The NCAA is a huge nonprofit association that regulates athletes. According to the NCAA website, NCAA is a membership-driven organization dedicated to safeguarding the well-being of student athletes. With this being said, there are three different divisions within the NCAA. These divisions are known as Division I, Division II and Division III.
The NCAA makes it very clear that athletes of all divisions are just as important to the association. However, the benefits are nowhere near the same and I can’t help but think the NCAA is severely flawed.
As a Division I transfer, I can say first-hand my benefits were extremely high I received priority registration and even got many doctor visits paid for. It’s very sad to witness the differences between the divisions.
What is so interesting to me is that the official website of the NCAA states, “Academics are the primary focus for Division III student athletes.”
Division III athletes are more than likely enrolled in just as many units as Division I or II athletes and probably have just as challenging practices. However is Division I and II receive priority registration, while Division III does not.
Why is this not fair you ask? Well, a Division III student athlete can not receive an athletic scholarship this puts even more pressure on them to graduate within the four years.
Having to work classes around practice times almost makes it impossible to accomplish a four-year graduation plan. Isn’t that the main goal of a student athlete, to graduate when you’re supposed to, while being able to enjoy the sport you love? It’s not fair if you ask me.
The most flawed situation of the different divisions’ benefits within the NCAA is definitely the health aspect. For instance, if a Division III student athlete needs to go see a doctor about a torn ACL that occurred during a game, everything is covered by the school down to the visit itself, the X-ray and possibly the MRI. Now take a Division III student athlete and put them in this position and you will see that nothing is covered by the school.
Hypothetically, these two athletes had the same injury within a school competition, why should one be covered and not the other?
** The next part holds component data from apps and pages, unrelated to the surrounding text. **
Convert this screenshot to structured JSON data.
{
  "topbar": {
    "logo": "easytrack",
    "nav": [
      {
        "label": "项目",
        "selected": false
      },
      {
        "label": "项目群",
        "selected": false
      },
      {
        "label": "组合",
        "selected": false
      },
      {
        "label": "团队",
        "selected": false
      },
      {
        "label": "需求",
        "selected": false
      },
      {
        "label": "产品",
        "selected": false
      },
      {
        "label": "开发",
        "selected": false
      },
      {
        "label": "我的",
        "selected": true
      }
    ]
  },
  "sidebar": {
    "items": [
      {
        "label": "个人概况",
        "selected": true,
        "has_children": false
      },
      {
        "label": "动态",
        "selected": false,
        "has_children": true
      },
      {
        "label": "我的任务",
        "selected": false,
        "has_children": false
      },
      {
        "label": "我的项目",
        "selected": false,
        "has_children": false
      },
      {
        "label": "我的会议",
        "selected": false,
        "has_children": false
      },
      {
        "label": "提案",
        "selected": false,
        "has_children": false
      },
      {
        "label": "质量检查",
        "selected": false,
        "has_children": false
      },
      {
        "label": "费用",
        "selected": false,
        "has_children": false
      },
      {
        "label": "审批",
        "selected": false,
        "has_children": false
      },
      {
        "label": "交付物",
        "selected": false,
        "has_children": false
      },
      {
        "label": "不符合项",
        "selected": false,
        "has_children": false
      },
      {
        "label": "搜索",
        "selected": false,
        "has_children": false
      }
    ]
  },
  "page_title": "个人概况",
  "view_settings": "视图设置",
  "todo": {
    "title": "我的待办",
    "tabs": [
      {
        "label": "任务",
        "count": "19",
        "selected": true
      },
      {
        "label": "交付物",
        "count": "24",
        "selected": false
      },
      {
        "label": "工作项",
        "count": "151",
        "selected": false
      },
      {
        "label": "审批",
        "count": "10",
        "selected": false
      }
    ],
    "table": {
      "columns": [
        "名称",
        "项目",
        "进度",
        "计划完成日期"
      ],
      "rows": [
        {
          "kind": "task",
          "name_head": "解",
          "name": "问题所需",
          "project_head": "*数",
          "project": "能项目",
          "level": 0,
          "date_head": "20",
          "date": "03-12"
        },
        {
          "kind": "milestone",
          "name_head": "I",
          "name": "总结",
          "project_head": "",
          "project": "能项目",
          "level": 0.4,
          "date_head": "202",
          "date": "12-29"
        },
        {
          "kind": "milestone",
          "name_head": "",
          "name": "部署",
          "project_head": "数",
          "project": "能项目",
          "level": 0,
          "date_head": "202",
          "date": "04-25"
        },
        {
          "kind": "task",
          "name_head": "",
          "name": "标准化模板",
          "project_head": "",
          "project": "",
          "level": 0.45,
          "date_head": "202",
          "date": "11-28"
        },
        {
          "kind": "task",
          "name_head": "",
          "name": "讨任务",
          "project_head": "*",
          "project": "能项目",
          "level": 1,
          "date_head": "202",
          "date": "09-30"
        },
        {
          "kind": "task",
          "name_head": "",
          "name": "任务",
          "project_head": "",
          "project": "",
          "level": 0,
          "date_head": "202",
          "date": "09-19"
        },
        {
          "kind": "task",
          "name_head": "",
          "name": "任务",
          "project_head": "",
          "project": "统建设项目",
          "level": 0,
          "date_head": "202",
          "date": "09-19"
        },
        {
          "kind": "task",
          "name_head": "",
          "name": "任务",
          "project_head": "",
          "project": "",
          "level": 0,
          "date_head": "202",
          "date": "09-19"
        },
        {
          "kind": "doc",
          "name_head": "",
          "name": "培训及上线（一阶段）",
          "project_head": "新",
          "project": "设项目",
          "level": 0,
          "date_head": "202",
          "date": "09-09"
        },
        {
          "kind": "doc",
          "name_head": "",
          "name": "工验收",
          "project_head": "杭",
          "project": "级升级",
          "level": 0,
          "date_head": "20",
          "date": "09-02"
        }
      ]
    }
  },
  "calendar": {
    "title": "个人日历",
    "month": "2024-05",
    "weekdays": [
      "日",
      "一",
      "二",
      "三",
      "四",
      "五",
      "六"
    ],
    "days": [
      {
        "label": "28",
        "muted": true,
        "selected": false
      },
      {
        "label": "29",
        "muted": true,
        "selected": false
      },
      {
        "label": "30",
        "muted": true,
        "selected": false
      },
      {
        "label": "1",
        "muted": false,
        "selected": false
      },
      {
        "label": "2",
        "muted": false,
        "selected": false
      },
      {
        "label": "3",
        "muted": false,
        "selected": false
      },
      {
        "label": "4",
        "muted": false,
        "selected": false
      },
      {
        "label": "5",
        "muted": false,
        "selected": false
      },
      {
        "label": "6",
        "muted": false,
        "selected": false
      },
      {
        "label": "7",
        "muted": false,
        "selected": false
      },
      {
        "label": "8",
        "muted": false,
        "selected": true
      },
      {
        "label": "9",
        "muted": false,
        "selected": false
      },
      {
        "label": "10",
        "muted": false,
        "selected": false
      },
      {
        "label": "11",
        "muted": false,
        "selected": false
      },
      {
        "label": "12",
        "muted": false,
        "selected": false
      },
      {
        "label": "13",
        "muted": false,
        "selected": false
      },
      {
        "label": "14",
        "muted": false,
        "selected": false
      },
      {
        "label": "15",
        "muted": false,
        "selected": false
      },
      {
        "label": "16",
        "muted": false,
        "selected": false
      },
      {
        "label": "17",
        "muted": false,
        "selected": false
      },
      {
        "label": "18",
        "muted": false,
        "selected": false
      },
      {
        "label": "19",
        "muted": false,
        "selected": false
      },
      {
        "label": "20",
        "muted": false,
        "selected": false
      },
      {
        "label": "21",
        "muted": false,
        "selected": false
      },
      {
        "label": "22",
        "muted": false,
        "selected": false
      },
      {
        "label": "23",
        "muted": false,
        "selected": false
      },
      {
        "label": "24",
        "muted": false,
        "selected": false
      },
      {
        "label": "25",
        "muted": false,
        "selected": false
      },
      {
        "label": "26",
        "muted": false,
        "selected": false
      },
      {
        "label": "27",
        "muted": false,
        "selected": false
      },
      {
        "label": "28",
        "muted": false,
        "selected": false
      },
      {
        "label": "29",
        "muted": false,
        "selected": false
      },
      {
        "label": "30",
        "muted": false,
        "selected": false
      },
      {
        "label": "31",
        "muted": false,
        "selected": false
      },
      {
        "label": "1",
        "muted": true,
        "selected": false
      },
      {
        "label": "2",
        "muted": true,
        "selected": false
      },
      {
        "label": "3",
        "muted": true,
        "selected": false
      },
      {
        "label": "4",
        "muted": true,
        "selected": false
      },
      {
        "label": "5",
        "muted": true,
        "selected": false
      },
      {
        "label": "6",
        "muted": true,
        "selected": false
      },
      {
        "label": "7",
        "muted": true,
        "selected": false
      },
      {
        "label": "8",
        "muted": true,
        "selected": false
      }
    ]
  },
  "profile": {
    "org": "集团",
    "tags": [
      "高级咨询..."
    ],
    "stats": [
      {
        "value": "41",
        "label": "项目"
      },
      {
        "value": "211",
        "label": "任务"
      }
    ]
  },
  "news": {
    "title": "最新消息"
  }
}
Max Price is on the California Lutheran University baseball team and is a transfer from Moorehead State University, which is Division I school. Price has had injuries at his previous school as well as Cal Lutheran.
“At Moorehead the school’s insurance paid for all of my surgery, doctor visits and rehabilitation I needed but unfortunately here at CLU, I have to pay for the doctors visits,” Price said.
Visits to the doctors are never cheap. Even if you have great insurance you still will probably have a co-pay. With this being said, it is not fair the NCAA won’t take complete care of all of their athletes who injure themselves competing for their school.
Student athletes give up a lot to compete for their schools. I don’t think most of the outside world realizes that they are not only managing school, practices, games, etc but they are also taking on the mental stress of wanting to excel in all of those categories.
The divisions shouldn’t separate that aspect because division III is not less competitive than Division I or II. Even Shmoop’s website said, “DIII student athletes are still competing for a national championship.” So in regards to that, why should they not reap higher benefits from the NCAA?
Published February 10th,2016